|DZ60 case foam||1||-||-||KBDfans|
|Screw-in stabilizers||5||-||1upkeyboards||KBDfans||I need 5x 2u b/c split space|
|Plate||1||-||-||KBDfans||brass plate w/ layout A|
|Kailh Pro Purple switches||68||-||KONO||-||Plate mounted|
|Deskeys switch films||120||-||NovelKeys||-||0.3mm|
|SA Pulse keycaps||64||-||-||-||Grab bags + Oh, Keycaps!|
|Extra keycap for split space||1||-||Pimp My Keyboard||-||1x 2.75u|
|Tofu 60% case||1||-||-||KBDfans|
|USB-C cable||1||Pexon||-||-||Coiled, Paracord 550|
Test the PCB
It's recommended to test PCB functionality before soldering anything. This helps to rule out PCB errors if you encounter errors after soldering.
- Plug your PCB into your computer
- Go to keyboardtester.com or use VIA
- Hit the two pads for each switch with tweezers (just use something conductive)
- Repeat for each key and make sure all contacts are registering
Lubing the switches and stabilizers and filming
Although those things are completely optional. it really makes an audible difference: your keyboard will be much more pleasant to type on, as it will rattle less and offer a more uniform typing feeling. I won't go into details about what kind of lube to use, that is already covered extensively. Make sure to lube switches and stabilizers.

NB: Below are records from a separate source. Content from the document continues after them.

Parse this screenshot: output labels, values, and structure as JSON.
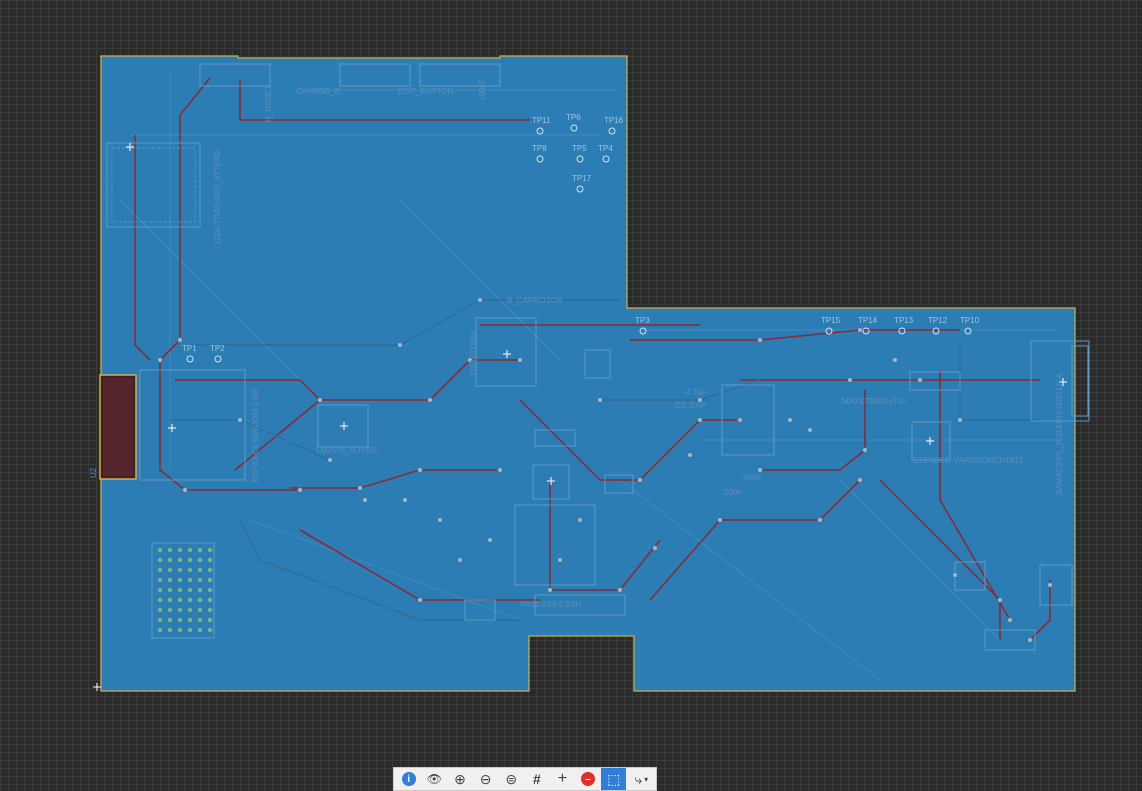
{
  "board": {
    "colors": {
      "background": "#2b2b2b",
      "copper": "#2d7db5",
      "trace_top": "#8a2a36",
      "trace_bottom": "#2c6f9a",
      "silkscreen": "#5a8fb8",
      "outline": "#c8b34a"
    },
    "component_labels": {
      "change_button": "CHANGE_B",
      "edit_button": "EDIT_BUTTON",
      "r_reset": "R_RESET",
      "cap_100nf_top": "100nF",
      "module_ts": "112A-TOAS-R03_ATTEND",
      "capacitor": "B_CAPACITOR",
      "ic_main": "DS3231SN#",
      "u2": "U2",
      "esp32": "ESP32-C6-WROOM-1-N8",
      "lm2576": "LM2576_5LIVEIC",
      "max17048": "MAX17048G+T10",
      "varistor": "ESP32C6_VARISTORCN1812",
      "usb_connector": "SAMACSYS_10118193-0001LF-A",
      "c2": "C2_CAP",
      "cap_47uf": "4.7uF",
      "res_100k": "100k",
      "pwr": "PWR",
      "fh_conn": "FH12-24S-0.5SH"
    },
    "test_points": [
      "TP1",
      "TP2",
      "TP4",
      "TP5",
      "TP6",
      "TP8",
      "TP10",
      "TP11",
      "TP12",
      "TP13",
      "TP14",
      "TP15",
      "TP16",
      "TP17",
      "TP3"
    ]
  },
  "toolbar": {
    "buttons": [
      {
        "name": "info-button",
        "icon": "info-icon",
        "glyph": "i"
      },
      {
        "name": "view-button",
        "icon": "eye-icon",
        "glyph": "👁"
      },
      {
        "name": "zoom-in-button",
        "icon": "zoom-in-icon",
        "glyph": "⊕"
      },
      {
        "name": "zoom-out-button",
        "icon": "zoom-out-icon",
        "glyph": "⊖"
      },
      {
        "name": "zoom-fit-button",
        "icon": "zoom-fit-icon",
        "glyph": "⊜"
      },
      {
        "name": "grid-button",
        "icon": "grid-icon",
        "glyph": "#"
      },
      {
        "name": "crosshair-button",
        "icon": "crosshair-icon",
        "glyph": "+"
      },
      {
        "name": "stop-button",
        "icon": "stop-icon",
        "glyph": "–"
      },
      {
        "name": "select-button",
        "icon": "select-icon",
        "glyph": "⬚"
      },
      {
        "name": "route-button",
        "icon": "route-icon",
        "glyph": "⤷"
      }
    ]
  }
}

Mounting stabilizers on the PCB and the "band-aid mod"
First, make sure you have enough stabilizers: you need one for any key ≥ 2u. So in my case with the split space bar layout:

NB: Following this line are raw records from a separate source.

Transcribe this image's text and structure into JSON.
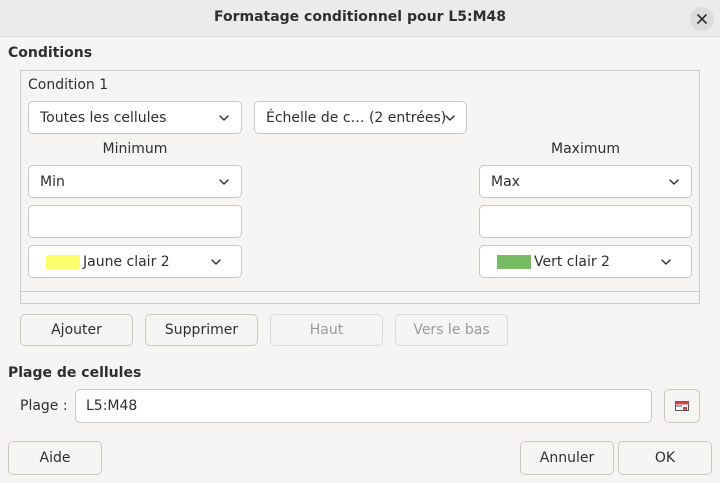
{
  "window": {
    "title": "Formatage conditionnel pour L5:M48"
  },
  "conditions": {
    "section_label": "Conditions",
    "condition_label": "Condition 1",
    "scope_select": "Toutes les cellules",
    "type_select": "Échelle de c…  (2 entrées)",
    "minimum": {
      "label": "Minimum",
      "type_select": "Min",
      "value": "",
      "color_label": "Jaune clair 2",
      "color": "#ffff6d"
    },
    "maximum": {
      "label": "Maximum",
      "type_select": "Max",
      "value": "",
      "color_label": "Vert clair 2",
      "color": "#77bc65"
    }
  },
  "actions": {
    "add": "Ajouter",
    "delete": "Supprimer",
    "up": "Haut",
    "down": "Vers le bas"
  },
  "range": {
    "section_label": "Plage de cellules",
    "label": "Plage :",
    "value": "L5:M48"
  },
  "footer": {
    "help": "Aide",
    "cancel": "Annuler",
    "ok": "OK"
  }
}
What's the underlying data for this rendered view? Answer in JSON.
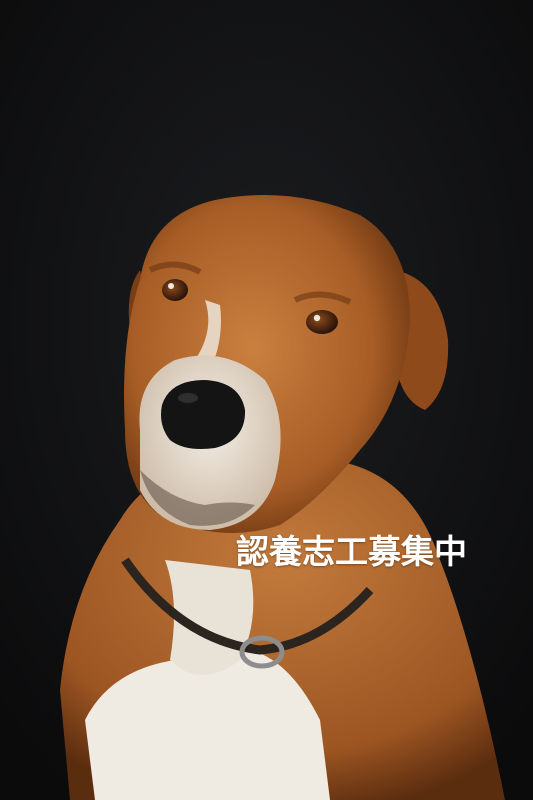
{
  "poster": {
    "caption": "認養志工募集中"
  },
  "colors": {
    "background": "#111214",
    "coat_primary": "#b86a2e",
    "coat_dark": "#7a3f17",
    "chest_white": "#f2efe9",
    "nose": "#141414",
    "caption_text": "#ffffff"
  },
  "icons": {
    "collar": "collar-ring-icon"
  }
}
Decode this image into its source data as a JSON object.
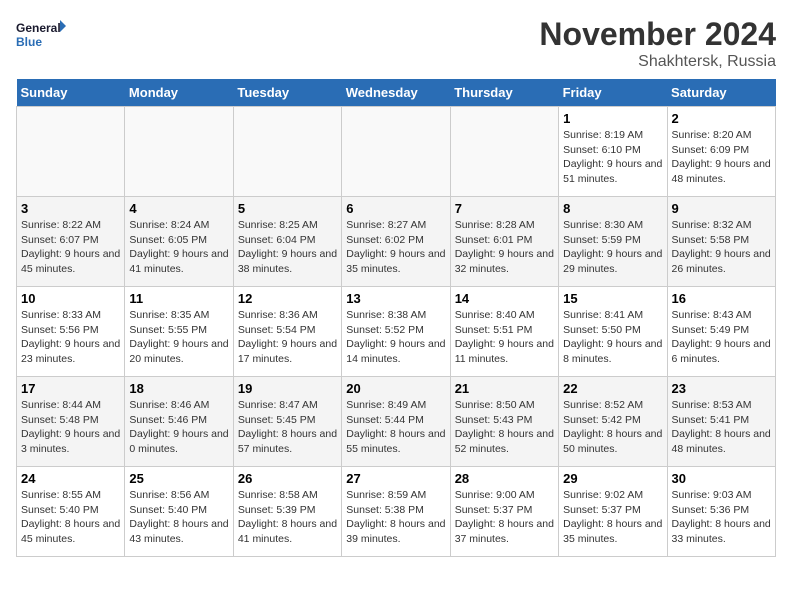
{
  "logo": {
    "line1": "General",
    "line2": "Blue"
  },
  "title": "November 2024",
  "subtitle": "Shakhtersk, Russia",
  "days_of_week": [
    "Sunday",
    "Monday",
    "Tuesday",
    "Wednesday",
    "Thursday",
    "Friday",
    "Saturday"
  ],
  "weeks": [
    [
      {
        "day": "",
        "info": ""
      },
      {
        "day": "",
        "info": ""
      },
      {
        "day": "",
        "info": ""
      },
      {
        "day": "",
        "info": ""
      },
      {
        "day": "",
        "info": ""
      },
      {
        "day": "1",
        "info": "Sunrise: 8:19 AM\nSunset: 6:10 PM\nDaylight: 9 hours and 51 minutes."
      },
      {
        "day": "2",
        "info": "Sunrise: 8:20 AM\nSunset: 6:09 PM\nDaylight: 9 hours and 48 minutes."
      }
    ],
    [
      {
        "day": "3",
        "info": "Sunrise: 8:22 AM\nSunset: 6:07 PM\nDaylight: 9 hours and 45 minutes."
      },
      {
        "day": "4",
        "info": "Sunrise: 8:24 AM\nSunset: 6:05 PM\nDaylight: 9 hours and 41 minutes."
      },
      {
        "day": "5",
        "info": "Sunrise: 8:25 AM\nSunset: 6:04 PM\nDaylight: 9 hours and 38 minutes."
      },
      {
        "day": "6",
        "info": "Sunrise: 8:27 AM\nSunset: 6:02 PM\nDaylight: 9 hours and 35 minutes."
      },
      {
        "day": "7",
        "info": "Sunrise: 8:28 AM\nSunset: 6:01 PM\nDaylight: 9 hours and 32 minutes."
      },
      {
        "day": "8",
        "info": "Sunrise: 8:30 AM\nSunset: 5:59 PM\nDaylight: 9 hours and 29 minutes."
      },
      {
        "day": "9",
        "info": "Sunrise: 8:32 AM\nSunset: 5:58 PM\nDaylight: 9 hours and 26 minutes."
      }
    ],
    [
      {
        "day": "10",
        "info": "Sunrise: 8:33 AM\nSunset: 5:56 PM\nDaylight: 9 hours and 23 minutes."
      },
      {
        "day": "11",
        "info": "Sunrise: 8:35 AM\nSunset: 5:55 PM\nDaylight: 9 hours and 20 minutes."
      },
      {
        "day": "12",
        "info": "Sunrise: 8:36 AM\nSunset: 5:54 PM\nDaylight: 9 hours and 17 minutes."
      },
      {
        "day": "13",
        "info": "Sunrise: 8:38 AM\nSunset: 5:52 PM\nDaylight: 9 hours and 14 minutes."
      },
      {
        "day": "14",
        "info": "Sunrise: 8:40 AM\nSunset: 5:51 PM\nDaylight: 9 hours and 11 minutes."
      },
      {
        "day": "15",
        "info": "Sunrise: 8:41 AM\nSunset: 5:50 PM\nDaylight: 9 hours and 8 minutes."
      },
      {
        "day": "16",
        "info": "Sunrise: 8:43 AM\nSunset: 5:49 PM\nDaylight: 9 hours and 6 minutes."
      }
    ],
    [
      {
        "day": "17",
        "info": "Sunrise: 8:44 AM\nSunset: 5:48 PM\nDaylight: 9 hours and 3 minutes."
      },
      {
        "day": "18",
        "info": "Sunrise: 8:46 AM\nSunset: 5:46 PM\nDaylight: 9 hours and 0 minutes."
      },
      {
        "day": "19",
        "info": "Sunrise: 8:47 AM\nSunset: 5:45 PM\nDaylight: 8 hours and 57 minutes."
      },
      {
        "day": "20",
        "info": "Sunrise: 8:49 AM\nSunset: 5:44 PM\nDaylight: 8 hours and 55 minutes."
      },
      {
        "day": "21",
        "info": "Sunrise: 8:50 AM\nSunset: 5:43 PM\nDaylight: 8 hours and 52 minutes."
      },
      {
        "day": "22",
        "info": "Sunrise: 8:52 AM\nSunset: 5:42 PM\nDaylight: 8 hours and 50 minutes."
      },
      {
        "day": "23",
        "info": "Sunrise: 8:53 AM\nSunset: 5:41 PM\nDaylight: 8 hours and 48 minutes."
      }
    ],
    [
      {
        "day": "24",
        "info": "Sunrise: 8:55 AM\nSunset: 5:40 PM\nDaylight: 8 hours and 45 minutes."
      },
      {
        "day": "25",
        "info": "Sunrise: 8:56 AM\nSunset: 5:40 PM\nDaylight: 8 hours and 43 minutes."
      },
      {
        "day": "26",
        "info": "Sunrise: 8:58 AM\nSunset: 5:39 PM\nDaylight: 8 hours and 41 minutes."
      },
      {
        "day": "27",
        "info": "Sunrise: 8:59 AM\nSunset: 5:38 PM\nDaylight: 8 hours and 39 minutes."
      },
      {
        "day": "28",
        "info": "Sunrise: 9:00 AM\nSunset: 5:37 PM\nDaylight: 8 hours and 37 minutes."
      },
      {
        "day": "29",
        "info": "Sunrise: 9:02 AM\nSunset: 5:37 PM\nDaylight: 8 hours and 35 minutes."
      },
      {
        "day": "30",
        "info": "Sunrise: 9:03 AM\nSunset: 5:36 PM\nDaylight: 8 hours and 33 minutes."
      }
    ]
  ]
}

- 1 for
- 1 for
- 1 for
- 2 for split space bars
Make sure to mount the stabilizers correctly. The wire points to the bigger holes:

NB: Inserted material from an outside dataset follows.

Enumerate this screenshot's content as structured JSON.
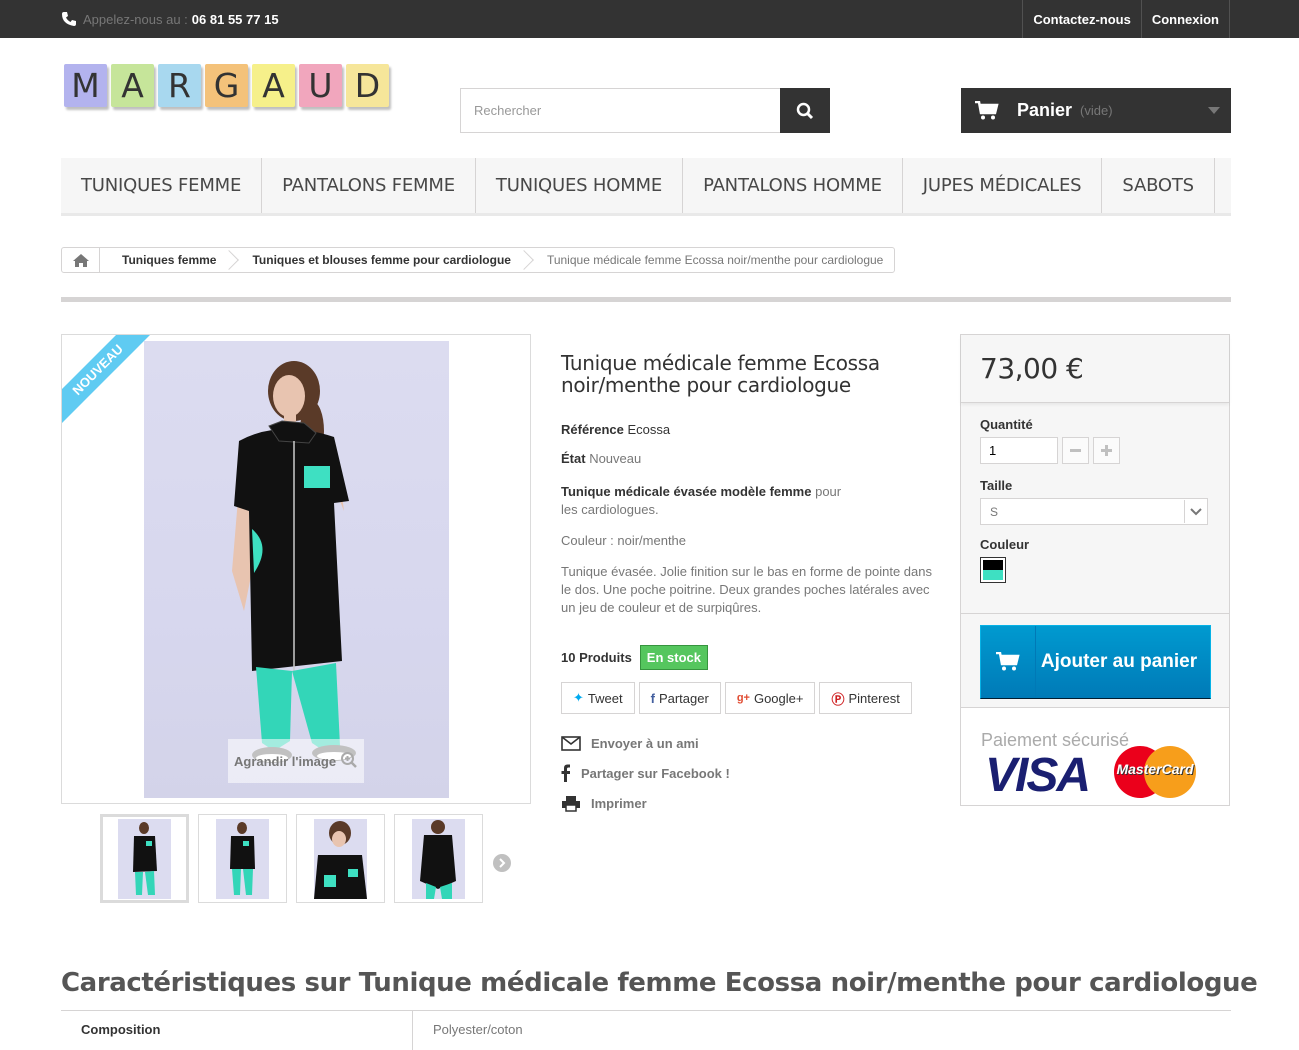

If you're unsure where to put a stabilizer, softly mount a keycap on a switch and gently put these on a stabilizer to perform a test fit. Also, double-check that the wire is correctly plugged in, so moving one keycap receiver should lift the other one too.
It seems one can reduce wobbling by adding band-aid or some other dampening and sticky tape between the PCB and stabilizers:
Adding the plate
After you've placed all stabilizers, mount the plate over it. It should align nicely with the stabilizers.
Add some switches
Important: Make sure you know the exact position for every switch, as the location can vary depending on the chosen layout. If unsure, just mount all the switches before soldering and test-fit the keycaps you are unsure of the exact location.
Switches & soldering
- Set your soldering iron to a temperature between 350-370 °C (exact temperature can vary)
- Plug some switches at the corners and the center of your plate
- If the plate is not flush with the switches: gently clamp the edges down with some kind of spring clamps
- Don't keep the iron on the solder spots any longer than necessary
- Solder the first few switches
- When done, add the rest of the switches and solder
- Test any key thorougly with e.g. typings.gg or VIA. Re-solder any faulty key
I prefer to use QMK Toolbox. Just load the desired keymap firmware and power your keyboard while holding
Space + b to flash. If this does not work, hit the reset button on the back of the PCB while connecting the USB cable.
I learned my lesson after flashing my faulty layout too early. That's how it went:
I flashed a generic QMK firmware for DZ60 from qmkeyboard.cn. That was not a bad idea. But I got a bit impatient, as the layout was shifted and I halfway prepared my own QMK keymap. So I flashed that one and noticed that the "g" and "b" key did not work because of cold solder joints. No big deal? Well, you're out of luck when you forgot to add a "reset" key as one cannot flash firmware anymore. Bottom line: the following procedure helped me get back to a usable state:
- Remove the faulty solder and resolder
- Reset the DZ60 by shorting the two pins called "RESET" (near the ATmega32U4 controller/near the rev1 reset switch)
- Flash a working firmware
- Make sure your next firmware has a reachable "b" and/or reset button
So, please read the QMK documentation - it's detailed and explains almost any step required to create your own layout.
I made a custom layout - see the README for details: github.com/qmk/qmk_firmware. The hardest part for me was to realize that your layout obviously needs to base on a physical wiring configuration. See github.com/qmk_firmware and select the layout that matches your desired setup.